• [Input records]:

------------------------------------------------------------------------

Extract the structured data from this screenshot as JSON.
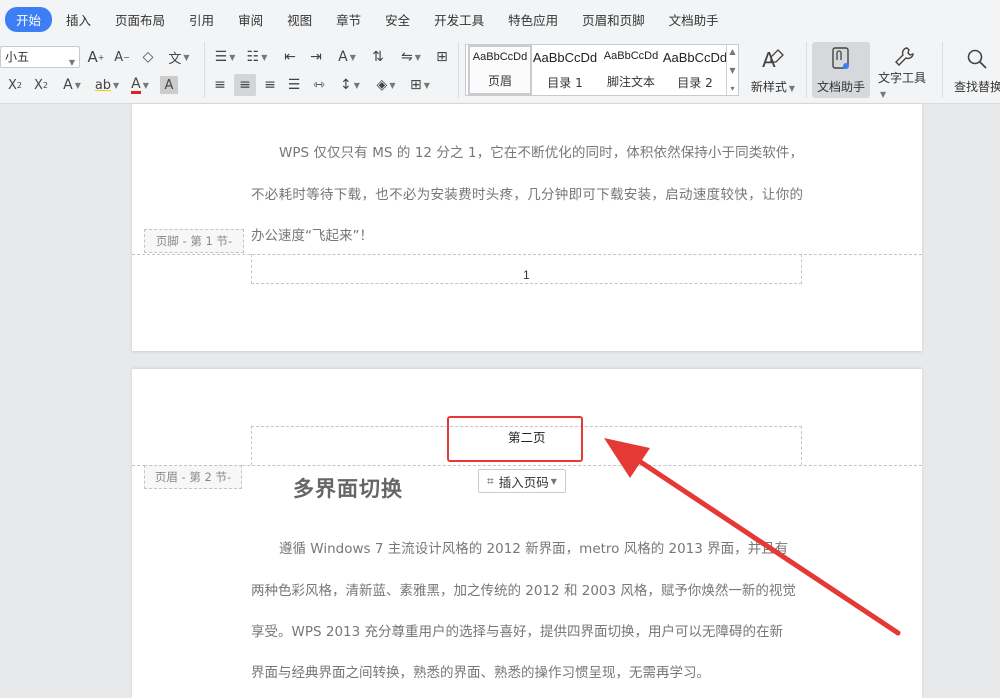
{
  "menu": {
    "tabs": [
      "开始",
      "插入",
      "页面布局",
      "引用",
      "审阅",
      "视图",
      "章节",
      "安全",
      "开发工具",
      "特色应用",
      "页眉和页脚",
      "文档助手"
    ]
  },
  "ribbon": {
    "font_size_value": "小五",
    "styles": [
      {
        "sample": "AaBbCcDd",
        "name": "页眉"
      },
      {
        "sample": "AaBbCcDd",
        "name": "目录 1"
      },
      {
        "sample": "AaBbCcDd",
        "name": "脚注文本"
      },
      {
        "sample": "AaBbCcDd",
        "name": "目录 2"
      }
    ],
    "new_style_label": "新样式",
    "doc_helper_label": "文档助手",
    "text_tools_label": "文字工具",
    "find_replace_label": "查找替换"
  },
  "page1": {
    "paragraph": "WPS 仅仅只有 MS 的 12 分之 1，它在不断优化的同时，体积依然保持小于同类软件，不必耗时等待下载，也不必为安装费时头疼，几分钟即可下载安装，启动速度较快，让你的办公速度“飞起来”！",
    "footer_tag": "页脚 - 第 1 节-",
    "page_number": "1"
  },
  "page2": {
    "header_tag": "页眉 - 第 2 节-",
    "header_text": "第二页",
    "insert_page_number_label": "插入页码",
    "heading": "多界面切换",
    "lines": [
      "遵循 Windows 7 主流设计风格的 2012 新界面，metro 风格的 2013 界面，并且有",
      "两种色彩风格，清新蓝、素雅黑，加之传统的 2012 和 2003 风格，赋予你焕然一新的视觉",
      "享受。WPS 2013 充分尊重用户的选择与喜好，提供四界面切换，用户可以无障碍的在新",
      "界面与经典界面之间转换，熟悉的界面、熟悉的操作习惯呈现，无需再学习。"
    ]
  },
  "colors": {
    "active_tab": "#3d7ef5",
    "annotation_red": "#e53935"
  }
}
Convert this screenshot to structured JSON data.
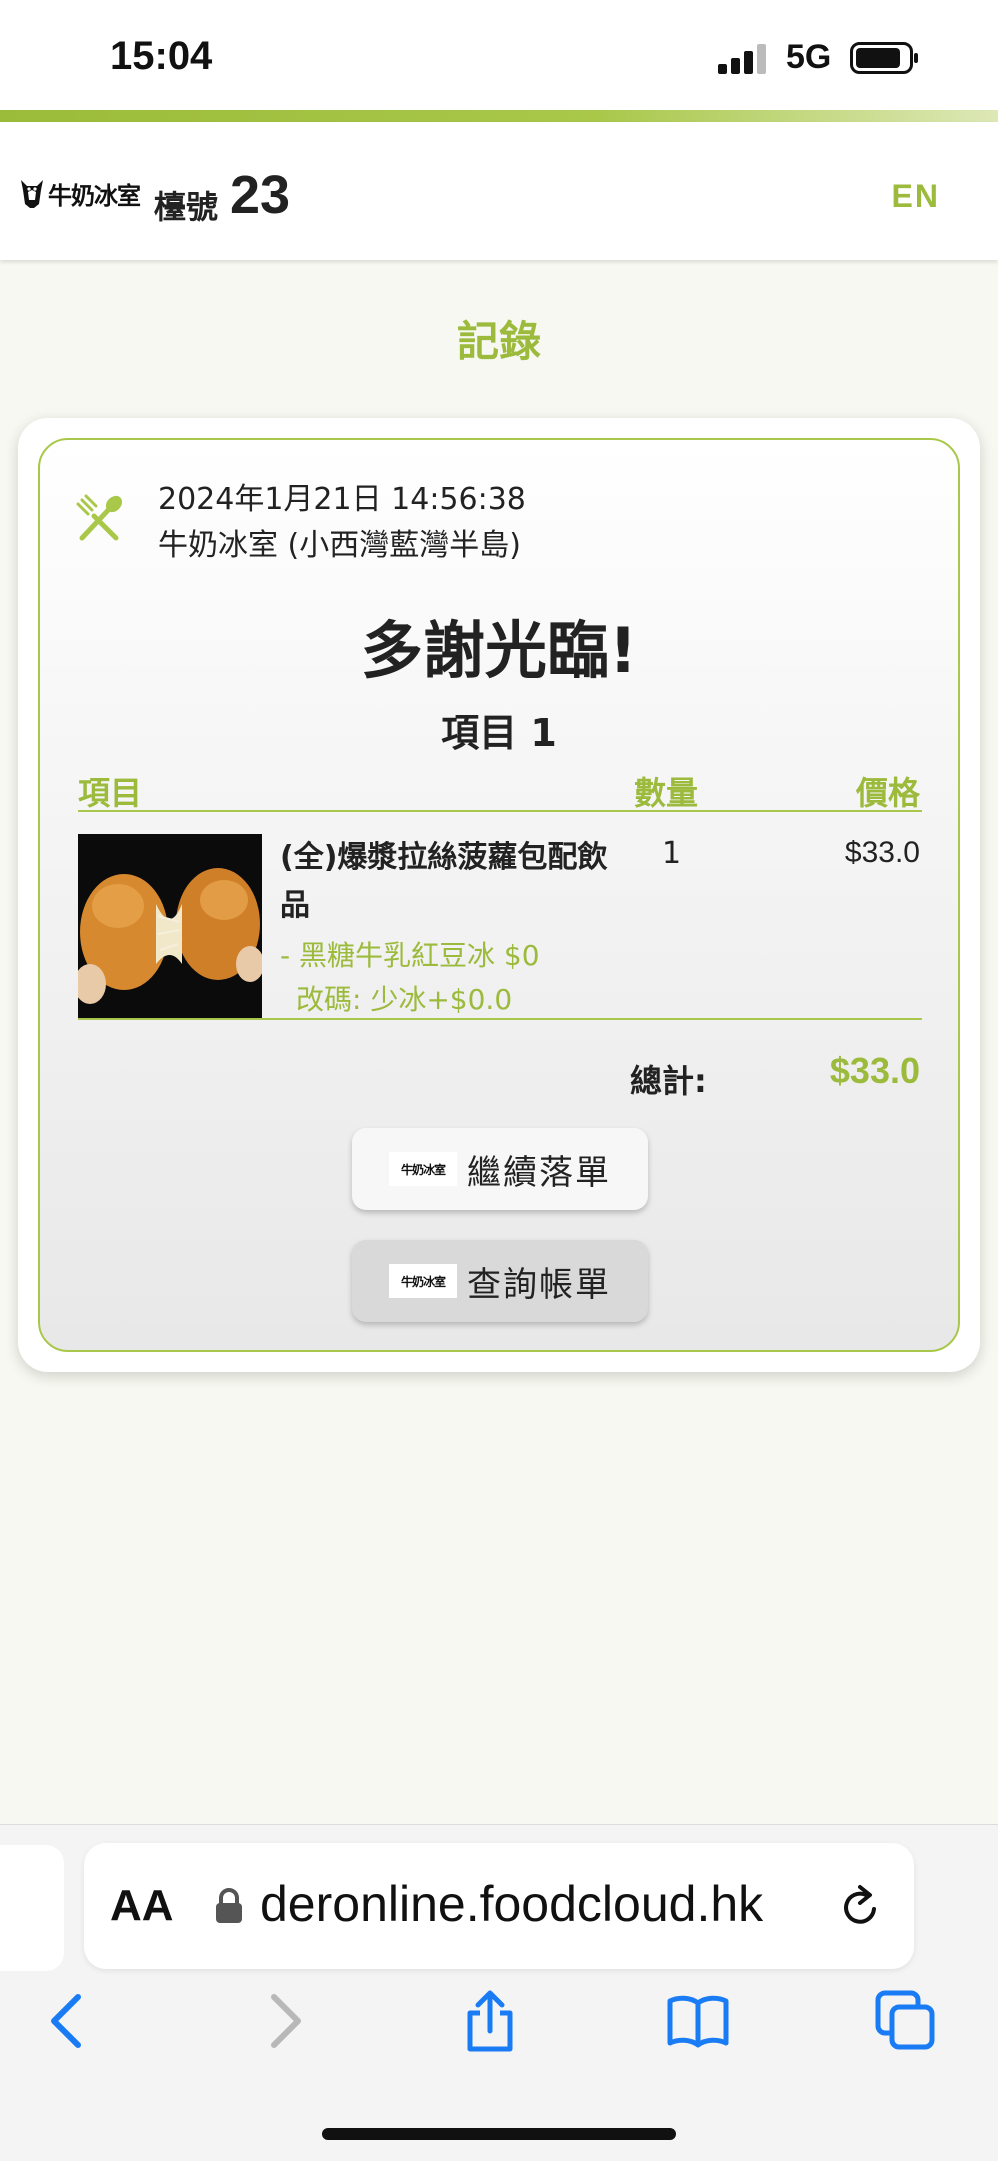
{
  "status_bar": {
    "time": "15:04",
    "network": "5G"
  },
  "header": {
    "logo_text": "牛奶冰室",
    "table_label": "檯號",
    "table_number": "23",
    "lang_toggle": "EN"
  },
  "page": {
    "title": "記錄"
  },
  "order": {
    "datetime": "2024年1月21日 14:56:38",
    "restaurant": "牛奶冰室 (小西灣藍灣半島)",
    "thanks": "多謝光臨!",
    "item_count_label": "項目 1",
    "columns": {
      "item": "項目",
      "quantity": "數量",
      "price": "價格"
    },
    "items": [
      {
        "name": "(全)爆漿拉絲菠蘿包配飲品",
        "quantity": "1",
        "price": "$33.0",
        "option": "- 黑糖牛乳紅豆冰 $0",
        "modifier": "改碼: 少冰+$0.0"
      }
    ],
    "total_label": "總計:",
    "total_value": "$33.0"
  },
  "buttons": {
    "logo_text": "牛奶冰室",
    "continue": "繼續落單",
    "bill": "查詢帳單"
  },
  "browser": {
    "aa": "AA",
    "url": "deronline.foodcloud.hk"
  },
  "colors": {
    "accent": "#9cba3c",
    "ios_blue": "#1a7cf5"
  },
  "icons": [
    "signal-icon",
    "battery-icon",
    "cutlery-icon",
    "lock-icon",
    "reload-icon",
    "back-icon",
    "forward-icon",
    "share-icon",
    "bookmarks-icon",
    "tabs-icon"
  ]
}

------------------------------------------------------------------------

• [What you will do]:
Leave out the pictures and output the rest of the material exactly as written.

• [Response box]:
Extract the structured data from this screenshot as JSON.
{
  "menu": {
    "tabs": [
      "开始",
      "插入",
      "页面布局",
      "引用",
      "审阅",
      "视图",
      "章节",
      "安全",
      "开发工具",
      "特色应用",
      "页眉和页脚",
      "文档助手"
    ]
  },
  "ribbon": {
    "font_size_value": "小五",
    "styles": [
      {
        "sample": "AaBbCcDd",
        "name": "页眉"
      },
      {
        "sample": "AaBbCcDd",
        "name": "目录 1"
      },
      {
        "sample": "AaBbCcDd",
        "name": "脚注文本"
      },
      {
        "sample": "AaBbCcDd",
        "name": "目录 2"
      }
    ],
    "new_style_label": "新样式",
    "doc_helper_label": "文档助手",
    "text_tools_label": "文字工具",
    "find_replace_label": "查找替换"
  },
  "page1": {
    "paragraph": "WPS 仅仅只有 MS 的 12 分之 1，它在不断优化的同时，体积依然保持小于同类软件，不必耗时等待下载，也不必为安装费时头疼，几分钟即可下载安装，启动速度较快，让你的办公速度“飞起来”！",
    "footer_tag": "页脚 - 第 1 节-",
    "page_number": "1"
  },
  "page2": {
    "header_tag": "页眉 - 第 2 节-",
    "header_text": "第二页",
    "insert_page_number_label": "插入页码",
    "heading": "多界面切换",
    "lines": [
      "遵循 Windows 7 主流设计风格的 2012 新界面，metro 风格的 2013 界面，并且有",
      "两种色彩风格，清新蓝、素雅黑，加之传统的 2012 和 2003 风格，赋予你焕然一新的视觉",
      "享受。WPS 2013 充分尊重用户的选择与喜好，提供四界面切换，用户可以无障碍的在新",
      "界面与经典界面之间转换，熟悉的界面、熟悉的操作习惯呈现，无需再学习。"
    ]
  },
  "colors": {
    "active_tab": "#3d7ef5",
    "annotation_red": "#e53935"
  }
}
Convert this screenshot to structured JSON data.
{
  "status_bar": {
    "time": "15:04",
    "network": "5G"
  },
  "header": {
    "logo_text": "牛奶冰室",
    "table_label": "檯號",
    "table_number": "23",
    "lang_toggle": "EN"
  },
  "page": {
    "title": "記錄"
  },
  "order": {
    "datetime": "2024年1月21日 14:56:38",
    "restaurant": "牛奶冰室 (小西灣藍灣半島)",
    "thanks": "多謝光臨!",
    "item_count_label": "項目 1",
    "columns": {
      "item": "項目",
      "quantity": "數量",
      "price": "價格"
    },
    "items": [
      {
        "name": "(全)爆漿拉絲菠蘿包配飲品",
        "quantity": "1",
        "price": "$33.0",
        "option": "- 黑糖牛乳紅豆冰 $0",
        "modifier": "改碼: 少冰+$0.0"
      }
    ],
    "total_label": "總計:",
    "total_value": "$33.0"
  },
  "buttons": {
    "logo_text": "牛奶冰室",
    "continue": "繼續落單",
    "bill": "查詢帳單"
  },
  "browser": {
    "aa": "AA",
    "url": "deronline.foodcloud.hk"
  },
  "colors": {
    "accent": "#9cba3c",
    "ios_blue": "#1a7cf5"
  },
  "icons": [
    "signal-icon",
    "battery-icon",
    "cutlery-icon",
    "lock-icon",
    "reload-icon",
    "back-icon",
    "forward-icon",
    "share-icon",
    "bookmarks-icon",
    "tabs-icon"
  ]
}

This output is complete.